The design of the skateboard also contributed to the activity’s demise. All the 1960s skateboards used steel or clay wheels; the hardness of these materials made the wheels roll easily but also transmitted every minuscule bump in the pavement to the skateboarder’s body. More significantly, hard wheels had meager traction, meaning that even basic steering entailed the possibility that the wheels would lose traction and cause a crash.

Besieged on multiple fronts, the skateboarding market collapsed in 1965. Almost overnight, skateboarding nearly vanished. Nearly.

Flash forward to the summer of 1970, when a young Virginian named Frank Nasworthy happened to visit a small factory that specialized in making things out of urethane, a resilient kind of plastic. Nasworthy was intrigued by the urethane roller skate wheels being manufactured there on a trial basis as a potentially longer-lasting alternative to clay roller skate wheels. Coincidentally, Nasworthy and his pals were skateboarders, and Nasworthy took some of the urethane wheels home and installed them on his and his friends’ skateboards. For the rest of that summer, he and his pals skateboarded around Washington, DC, enjoying the smooth ride and tenacious traction provided by the urethane wheels.

But for Nasworthy, skateboarding was a mere diversion. He wanted to surf waves, not sidewalks, so in 1971 he moved to the surfing hot spot of Encinitas, California. There he discovered that some surfers still skateboarded when they weren’t riding waves. Nasworthy recalled those urethane wheels he had tried. Thinking that he could make money with a new and improved skateboarding wheel, Nasworthy designed some urethane wheels and had a manufacturer make a thousand of them.

With a car full of skateboard wheels, Nasworthy visited surf shops up and down the coast, only to find shopkeepers unenthusiastic about experimental wheels that cost considerably more than clay wheels. He adopted a new approach, giving free samples to skateboarders and staging demonstrations to prove the benefits of his wheels: a comfortable ride and traction that allowed skaters to turn both more nimbly and more safely. When Stacy Peralta, who would become a prominent professional skateboarder, tried urethane wheels, he was amazed at how the traction allowed him to build momentum by leaning hard into curves. “Talk about a pinnacle moment in your life,” he later said.
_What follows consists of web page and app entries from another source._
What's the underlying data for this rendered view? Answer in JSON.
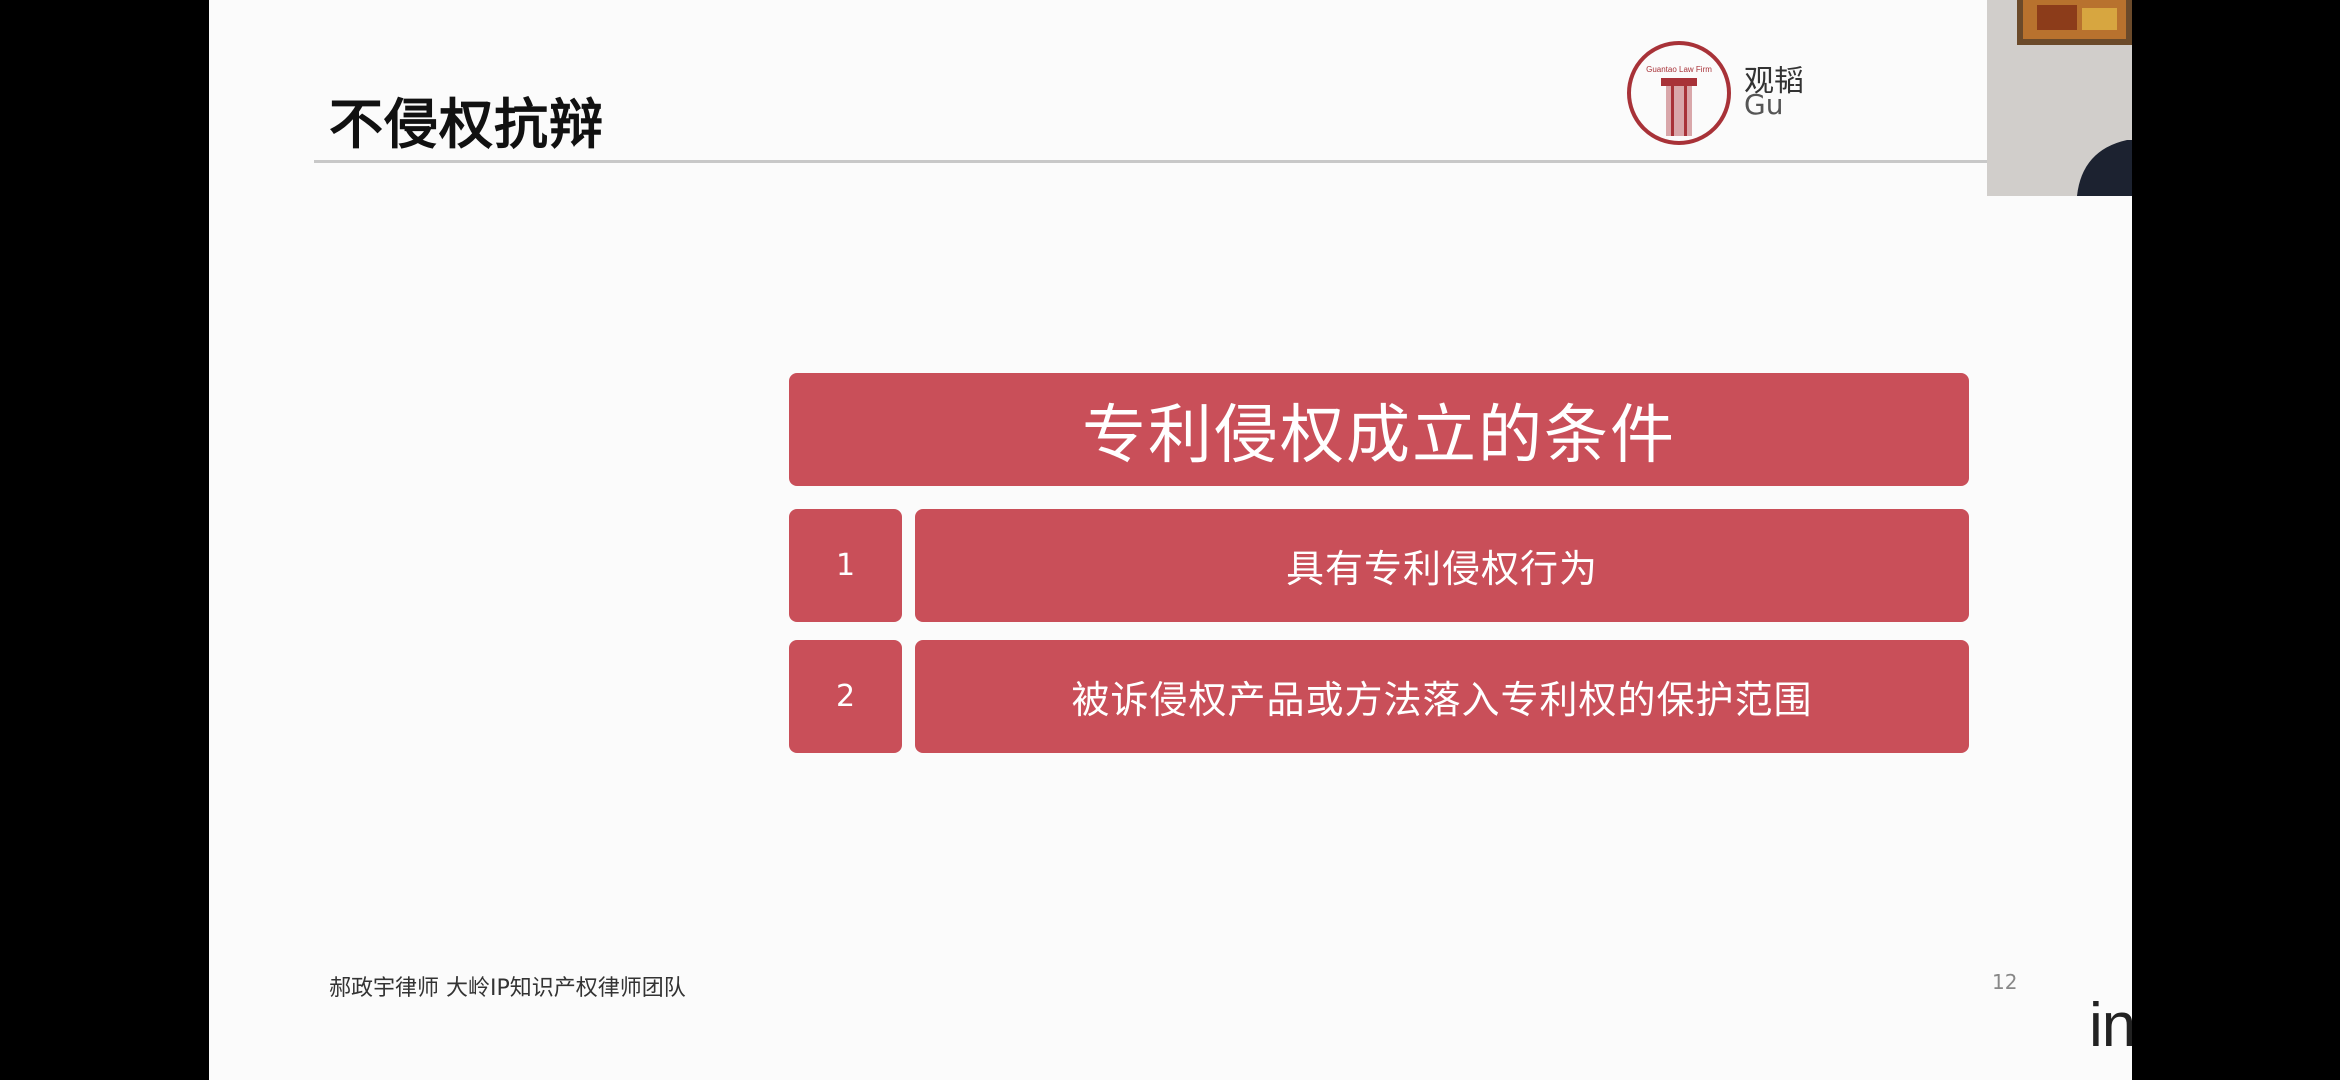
{
  "slide": {
    "title": "不侵权抗辩",
    "logo": {
      "ring_text": "Guantao Law Firm",
      "cn_partial": "观韬",
      "en_partial": "Gu"
    },
    "table": {
      "header": "专利侵权成立的条件",
      "rows": [
        {
          "number": "1",
          "text": "具有专利侵权行为"
        },
        {
          "number": "2",
          "text": "被诉侵权产品或方法落入专利权的保护范围"
        }
      ]
    },
    "footer": "郝政宇律师 大岭IP知识产权律师团队",
    "page_number": "12",
    "brand": "incoPat"
  },
  "colors": {
    "accent": "#c94f59",
    "logo_red": "#a83238",
    "background": "#fbfbfb"
  }
}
Soon, everybody wanted the wheels. Nasworthy went from selling 10,000 sets in 1973 to 300,000 sets in 1975. Competitors charged the market, imitating Nasworthy’s wheels. Suddenly skaters had immensely more control of their skateboards, setting the stage for the development of more sophisticated and technical riding styles and tricks. But the wheels also made skateboarding easier and more comfortable for newcomers; skateboarding was about to become popular again.

Skateboard Wheel Design Evolution
Wheel TypeWheel Diameter (mm)Wheel Weight (g)
Precision Bearings58167
High Rebound Double Radial64158


1. Which of the following conclusions regarding wheel characteristics is most strongly supported by the graphics?

A. The smallest wheel always has the highest speed.
B. The smaller the wheel, the heavier the wheel.
C. The largest wheel is always the heaviest.
D. The larger the wheel, the higher its speed.

2. Based on the passage and the graphics, compared to a skateboard with precision bearing wheels, a skateboard made in the 1960s would likely have a:

A.  higher potential rate of speed and a faster acceleration rate.
B.  higher potential rate of speed and a slower acceleration rate.
C.  lower potential rate of speed and a slower acceleration rate.
D.  lower potential rate of speed and a faster acceleration rate.

3. Based on the passage and the graphics, does the information in the graphics support the claim that urethane wheels “allowed skaters to turn both more nimbly and more safely” (underlined text)?

A.  Yes, because the graphics present data about skateboard wheels that allow for lower speed and slower acceleration.
B.  Yes, because the graphics present data about the level of comfort experienced by skateboarders using each type of skateboard wheel.
C.  No, because neither graphic provides data about skateboard wheels’ level of traction.
D.  No, because neither graphic provides data about the skateboard wheels manufactured prior to the 1970s.

Correct Answers:
1. D
2. D
3. C